Repeat the records word for word, excluding any picture.
----
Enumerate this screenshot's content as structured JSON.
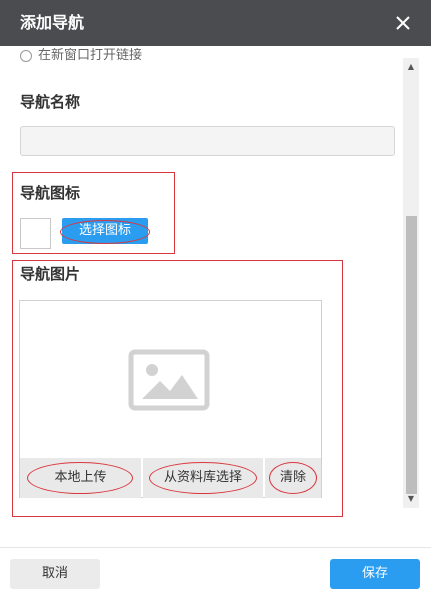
{
  "dialog": {
    "title": "添加导航",
    "close_icon": "close-icon"
  },
  "form": {
    "clipped_option_label": "在新窗口打开链接",
    "nav_name": {
      "label": "导航名称",
      "value": "",
      "placeholder": ""
    },
    "nav_icon": {
      "label": "导航图标",
      "choose_button": "选择图标"
    },
    "nav_image": {
      "label": "导航图片",
      "placeholder_icon": "image-icon",
      "upload_button": "本地上传",
      "library_button": "从资料库选择",
      "clear_button": "清除"
    }
  },
  "footer": {
    "cancel_label": "取消",
    "save_label": "保存"
  },
  "colors": {
    "header_bg": "#4a4c4f",
    "primary": "#2b9df0",
    "annotation_red": "#d9363e"
  }
}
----
▶ **WRITTEN RESPONSE**:
Enumerate this screenshot's content as structured JSON.
{
  "dialog": {
    "title": "添加导航",
    "close_icon": "close-icon"
  },
  "form": {
    "clipped_option_label": "在新窗口打开链接",
    "nav_name": {
      "label": "导航名称",
      "value": "",
      "placeholder": ""
    },
    "nav_icon": {
      "label": "导航图标",
      "choose_button": "选择图标"
    },
    "nav_image": {
      "label": "导航图片",
      "placeholder_icon": "image-icon",
      "upload_button": "本地上传",
      "library_button": "从资料库选择",
      "clear_button": "清除"
    }
  },
  "footer": {
    "cancel_label": "取消",
    "save_label": "保存"
  },
  "colors": {
    "header_bg": "#4a4c4f",
    "primary": "#2b9df0",
    "annotation_red": "#d9363e"
  }
}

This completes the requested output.